DATASET CONTENT -
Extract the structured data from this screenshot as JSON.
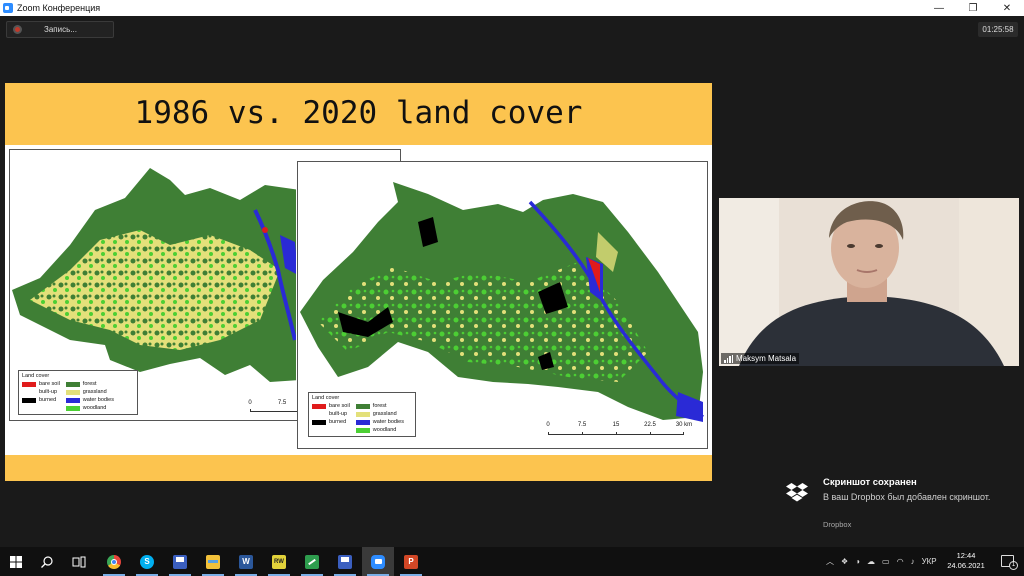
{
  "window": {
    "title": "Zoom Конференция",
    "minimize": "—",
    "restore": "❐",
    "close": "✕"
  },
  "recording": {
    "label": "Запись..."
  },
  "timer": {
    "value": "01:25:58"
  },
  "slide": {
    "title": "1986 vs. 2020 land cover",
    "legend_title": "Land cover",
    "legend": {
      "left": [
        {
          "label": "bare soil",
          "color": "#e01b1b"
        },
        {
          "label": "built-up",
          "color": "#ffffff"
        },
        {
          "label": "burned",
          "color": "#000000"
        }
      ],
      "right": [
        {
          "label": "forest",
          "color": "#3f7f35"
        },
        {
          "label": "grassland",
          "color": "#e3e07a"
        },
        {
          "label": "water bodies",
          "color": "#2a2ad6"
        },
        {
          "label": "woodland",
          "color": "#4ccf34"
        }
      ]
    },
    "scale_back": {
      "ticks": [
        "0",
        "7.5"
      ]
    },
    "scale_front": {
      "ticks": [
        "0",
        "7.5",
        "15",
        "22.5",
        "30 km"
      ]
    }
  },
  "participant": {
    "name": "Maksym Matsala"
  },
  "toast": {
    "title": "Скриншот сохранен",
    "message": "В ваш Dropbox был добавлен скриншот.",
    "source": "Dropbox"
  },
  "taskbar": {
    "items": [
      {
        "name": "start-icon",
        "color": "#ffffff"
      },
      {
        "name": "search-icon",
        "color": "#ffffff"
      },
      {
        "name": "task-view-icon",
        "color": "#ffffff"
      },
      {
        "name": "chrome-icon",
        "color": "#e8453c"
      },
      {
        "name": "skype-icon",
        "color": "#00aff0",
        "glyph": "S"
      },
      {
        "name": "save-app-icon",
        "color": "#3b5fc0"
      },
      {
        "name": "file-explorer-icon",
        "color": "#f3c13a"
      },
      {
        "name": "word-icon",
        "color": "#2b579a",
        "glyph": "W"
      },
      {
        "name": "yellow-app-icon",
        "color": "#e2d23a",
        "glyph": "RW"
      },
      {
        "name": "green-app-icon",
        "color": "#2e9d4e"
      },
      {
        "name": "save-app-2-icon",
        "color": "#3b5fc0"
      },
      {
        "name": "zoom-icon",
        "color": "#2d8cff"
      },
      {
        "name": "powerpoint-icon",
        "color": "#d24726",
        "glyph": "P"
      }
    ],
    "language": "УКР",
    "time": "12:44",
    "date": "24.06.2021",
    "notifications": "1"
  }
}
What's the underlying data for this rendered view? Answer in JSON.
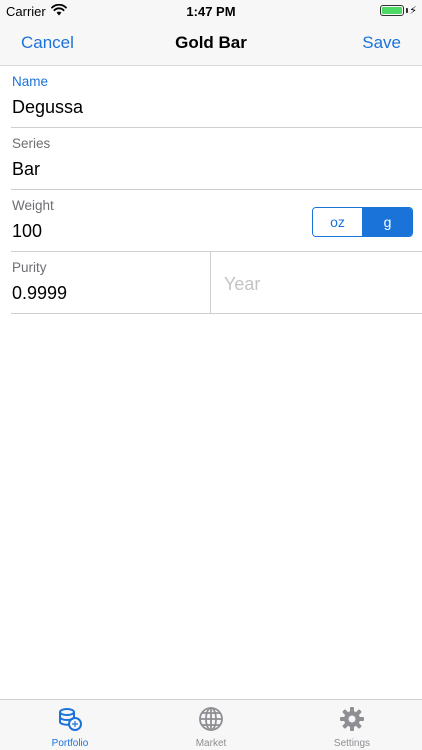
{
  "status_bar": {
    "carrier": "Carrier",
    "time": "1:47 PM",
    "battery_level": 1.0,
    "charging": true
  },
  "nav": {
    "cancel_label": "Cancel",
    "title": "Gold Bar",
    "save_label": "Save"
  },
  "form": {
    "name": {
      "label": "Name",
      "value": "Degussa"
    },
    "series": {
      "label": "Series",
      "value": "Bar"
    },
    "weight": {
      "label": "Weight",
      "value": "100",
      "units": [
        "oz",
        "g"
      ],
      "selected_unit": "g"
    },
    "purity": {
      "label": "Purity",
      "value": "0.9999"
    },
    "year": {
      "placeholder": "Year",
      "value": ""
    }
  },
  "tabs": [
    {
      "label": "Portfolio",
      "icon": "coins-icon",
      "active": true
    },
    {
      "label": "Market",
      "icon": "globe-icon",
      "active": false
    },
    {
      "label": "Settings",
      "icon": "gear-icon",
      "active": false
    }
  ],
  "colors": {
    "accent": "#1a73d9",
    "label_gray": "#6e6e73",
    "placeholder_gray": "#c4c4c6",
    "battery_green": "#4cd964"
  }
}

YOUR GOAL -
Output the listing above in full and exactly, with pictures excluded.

RESULT OF THIS EXERCISE -
Extract the structured data from this screenshot as JSON.
{
  "window": {
    "title": "Zoom Конференция",
    "minimize": "—",
    "restore": "❐",
    "close": "✕"
  },
  "recording": {
    "label": "Запись..."
  },
  "timer": {
    "value": "01:25:58"
  },
  "slide": {
    "title": "1986 vs. 2020 land cover",
    "legend_title": "Land cover",
    "legend": {
      "left": [
        {
          "label": "bare soil",
          "color": "#e01b1b"
        },
        {
          "label": "built-up",
          "color": "#ffffff"
        },
        {
          "label": "burned",
          "color": "#000000"
        }
      ],
      "right": [
        {
          "label": "forest",
          "color": "#3f7f35"
        },
        {
          "label": "grassland",
          "color": "#e3e07a"
        },
        {
          "label": "water bodies",
          "color": "#2a2ad6"
        },
        {
          "label": "woodland",
          "color": "#4ccf34"
        }
      ]
    },
    "scale_back": {
      "ticks": [
        "0",
        "7.5"
      ]
    },
    "scale_front": {
      "ticks": [
        "0",
        "7.5",
        "15",
        "22.5",
        "30 km"
      ]
    }
  },
  "participant": {
    "name": "Maksym Matsala"
  },
  "toast": {
    "title": "Скриншот сохранен",
    "message": "В ваш Dropbox был добавлен скриншот.",
    "source": "Dropbox"
  },
  "taskbar": {
    "items": [
      {
        "name": "start-icon",
        "color": "#ffffff"
      },
      {
        "name": "search-icon",
        "color": "#ffffff"
      },
      {
        "name": "task-view-icon",
        "color": "#ffffff"
      },
      {
        "name": "chrome-icon",
        "color": "#e8453c"
      },
      {
        "name": "skype-icon",
        "color": "#00aff0",
        "glyph": "S"
      },
      {
        "name": "save-app-icon",
        "color": "#3b5fc0"
      },
      {
        "name": "file-explorer-icon",
        "color": "#f3c13a"
      },
      {
        "name": "word-icon",
        "color": "#2b579a",
        "glyph": "W"
      },
      {
        "name": "yellow-app-icon",
        "color": "#e2d23a",
        "glyph": "RW"
      },
      {
        "name": "green-app-icon",
        "color": "#2e9d4e"
      },
      {
        "name": "save-app-2-icon",
        "color": "#3b5fc0"
      },
      {
        "name": "zoom-icon",
        "color": "#2d8cff"
      },
      {
        "name": "powerpoint-icon",
        "color": "#d24726",
        "glyph": "P"
      }
    ],
    "language": "УКР",
    "time": "12:44",
    "date": "24.06.2021",
    "notifications": "1"
  }
}
What's the underlying data for this rendered view? Answer in JSON.
{
  "status_bar": {
    "carrier": "Carrier",
    "time": "1:47 PM",
    "battery_level": 1.0,
    "charging": true
  },
  "nav": {
    "cancel_label": "Cancel",
    "title": "Gold Bar",
    "save_label": "Save"
  },
  "form": {
    "name": {
      "label": "Name",
      "value": "Degussa"
    },
    "series": {
      "label": "Series",
      "value": "Bar"
    },
    "weight": {
      "label": "Weight",
      "value": "100",
      "units": [
        "oz",
        "g"
      ],
      "selected_unit": "g"
    },
    "purity": {
      "label": "Purity",
      "value": "0.9999"
    },
    "year": {
      "placeholder": "Year",
      "value": ""
    }
  },
  "tabs": [
    {
      "label": "Portfolio",
      "icon": "coins-icon",
      "active": true
    },
    {
      "label": "Market",
      "icon": "globe-icon",
      "active": false
    },
    {
      "label": "Settings",
      "icon": "gear-icon",
      "active": false
    }
  ],
  "colors": {
    "accent": "#1a73d9",
    "label_gray": "#6e6e73",
    "placeholder_gray": "#c4c4c6",
    "battery_green": "#4cd964"
  }
}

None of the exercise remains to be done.